ACTION ITEM — Down to the last line, repeat the entries exactly.

Dataset rows describing interfaces
===============
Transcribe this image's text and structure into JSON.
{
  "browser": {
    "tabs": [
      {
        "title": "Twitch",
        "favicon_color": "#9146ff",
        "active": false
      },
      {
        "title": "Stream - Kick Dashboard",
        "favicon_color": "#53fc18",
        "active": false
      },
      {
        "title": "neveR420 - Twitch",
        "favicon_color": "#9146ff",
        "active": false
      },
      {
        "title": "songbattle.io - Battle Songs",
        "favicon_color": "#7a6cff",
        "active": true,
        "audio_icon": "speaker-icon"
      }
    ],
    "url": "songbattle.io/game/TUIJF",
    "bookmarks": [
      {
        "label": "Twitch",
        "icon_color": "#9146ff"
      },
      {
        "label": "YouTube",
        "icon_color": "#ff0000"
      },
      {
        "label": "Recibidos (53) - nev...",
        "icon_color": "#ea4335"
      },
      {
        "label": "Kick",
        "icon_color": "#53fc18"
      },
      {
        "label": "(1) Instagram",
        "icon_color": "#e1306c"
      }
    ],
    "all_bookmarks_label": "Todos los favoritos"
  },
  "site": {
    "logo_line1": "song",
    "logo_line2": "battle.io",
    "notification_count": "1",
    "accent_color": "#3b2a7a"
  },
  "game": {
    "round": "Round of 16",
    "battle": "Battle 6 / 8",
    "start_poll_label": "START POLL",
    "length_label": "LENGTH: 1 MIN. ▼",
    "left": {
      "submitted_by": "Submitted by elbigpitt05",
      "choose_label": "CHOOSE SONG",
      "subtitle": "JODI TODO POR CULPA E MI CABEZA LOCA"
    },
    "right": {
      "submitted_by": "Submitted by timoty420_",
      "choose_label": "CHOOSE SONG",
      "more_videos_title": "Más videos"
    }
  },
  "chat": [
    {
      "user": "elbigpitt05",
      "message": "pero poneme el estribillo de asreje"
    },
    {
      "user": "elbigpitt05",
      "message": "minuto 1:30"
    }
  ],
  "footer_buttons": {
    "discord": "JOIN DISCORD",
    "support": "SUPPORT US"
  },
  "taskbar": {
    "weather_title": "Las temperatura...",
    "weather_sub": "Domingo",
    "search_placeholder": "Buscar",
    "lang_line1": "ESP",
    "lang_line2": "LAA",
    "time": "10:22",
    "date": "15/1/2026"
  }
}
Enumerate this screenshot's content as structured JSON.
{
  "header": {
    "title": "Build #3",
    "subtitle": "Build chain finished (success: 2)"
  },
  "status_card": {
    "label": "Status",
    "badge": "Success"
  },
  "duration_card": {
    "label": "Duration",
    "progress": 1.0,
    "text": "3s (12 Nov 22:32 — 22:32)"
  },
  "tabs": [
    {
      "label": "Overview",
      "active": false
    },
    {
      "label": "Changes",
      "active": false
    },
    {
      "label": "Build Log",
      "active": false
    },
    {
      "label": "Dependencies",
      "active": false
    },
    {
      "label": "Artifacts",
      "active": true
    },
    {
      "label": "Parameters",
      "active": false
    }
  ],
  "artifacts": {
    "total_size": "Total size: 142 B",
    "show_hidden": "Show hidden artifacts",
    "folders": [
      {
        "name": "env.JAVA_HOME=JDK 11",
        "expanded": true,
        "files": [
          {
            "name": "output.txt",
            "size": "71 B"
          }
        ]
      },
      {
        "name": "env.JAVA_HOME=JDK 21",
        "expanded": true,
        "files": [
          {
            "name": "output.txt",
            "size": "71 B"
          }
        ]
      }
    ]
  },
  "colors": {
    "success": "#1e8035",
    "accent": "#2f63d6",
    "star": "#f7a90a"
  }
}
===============
YOUR SOLUTION —
Transcribe this image's text and structure into JSON.
{
  "browser": {
    "tabs": [
      {
        "title": "Twitch",
        "favicon_color": "#9146ff",
        "active": false
      },
      {
        "title": "Stream - Kick Dashboard",
        "favicon_color": "#53fc18",
        "active": false
      },
      {
        "title": "neveR420 - Twitch",
        "favicon_color": "#9146ff",
        "active": false
      },
      {
        "title": "songbattle.io - Battle Songs",
        "favicon_color": "#7a6cff",
        "active": true,
        "audio_icon": "speaker-icon"
      }
    ],
    "url": "songbattle.io/game/TUIJF",
    "bookmarks": [
      {
        "label": "Twitch",
        "icon_color": "#9146ff"
      },
      {
        "label": "YouTube",
        "icon_color": "#ff0000"
      },
      {
        "label": "Recibidos (53) - nev...",
        "icon_color": "#ea4335"
      },
      {
        "label": "Kick",
        "icon_color": "#53fc18"
      },
      {
        "label": "(1) Instagram",
        "icon_color": "#e1306c"
      }
    ],
    "all_bookmarks_label": "Todos los favoritos"
  },
  "site": {
    "logo_line1": "song",
    "logo_line2": "battle.io",
    "notification_count": "1",
    "accent_color": "#3b2a7a"
  },
  "game": {
    "round": "Round of 16",
    "battle": "Battle 6 / 8",
    "start_poll_label": "START POLL",
    "length_label": "LENGTH: 1 MIN. ▼",
    "left": {
      "submitted_by": "Submitted by elbigpitt05",
      "choose_label": "CHOOSE SONG",
      "subtitle": "JODI TODO POR CULPA E MI CABEZA LOCA"
    },
    "right": {
      "submitted_by": "Submitted by timoty420_",
      "choose_label": "CHOOSE SONG",
      "more_videos_title": "Más videos"
    }
  },
  "chat": [
    {
      "user": "elbigpitt05",
      "message": "pero poneme el estribillo de asreje"
    },
    {
      "user": "elbigpitt05",
      "message": "minuto 1:30"
    }
  ],
  "footer_buttons": {
    "discord": "JOIN DISCORD",
    "support": "SUPPORT US"
  },
  "taskbar": {
    "weather_title": "Las temperatura...",
    "weather_sub": "Domingo",
    "search_placeholder": "Buscar",
    "lang_line1": "ESP",
    "lang_line2": "LAA",
    "time": "10:22",
    "date": "15/1/2026"
  }
}
Enumerate this screenshot's content as structured JSON.
{
  "header": {
    "title": "Build #3",
    "subtitle": "Build chain finished (success: 2)"
  },
  "status_card": {
    "label": "Status",
    "badge": "Success"
  },
  "duration_card": {
    "label": "Duration",
    "progress": 1.0,
    "text": "3s (12 Nov 22:32 — 22:32)"
  },
  "tabs": [
    {
      "label": "Overview",
      "active": false
    },
    {
      "label": "Changes",
      "active": false
    },
    {
      "label": "Build Log",
      "active": false
    },
    {
      "label": "Dependencies",
      "active": false
    },
    {
      "label": "Artifacts",
      "active": true
    },
    {
      "label": "Parameters",
      "active": false
    }
  ],
  "artifacts": {
    "total_size": "Total size: 142 B",
    "show_hidden": "Show hidden artifacts",
    "folders": [
      {
        "name": "env.JAVA_HOME=JDK 11",
        "expanded": true,
        "files": [
          {
            "name": "output.txt",
            "size": "71 B"
          }
        ]
      },
      {
        "name": "env.JAVA_HOME=JDK 21",
        "expanded": true,
        "files": [
          {
            "name": "output.txt",
            "size": "71 B"
          }
        ]
      }
    ]
  },
  "colors": {
    "success": "#1e8035",
    "accent": "#2f63d6",
    "star": "#f7a90a"
  }
}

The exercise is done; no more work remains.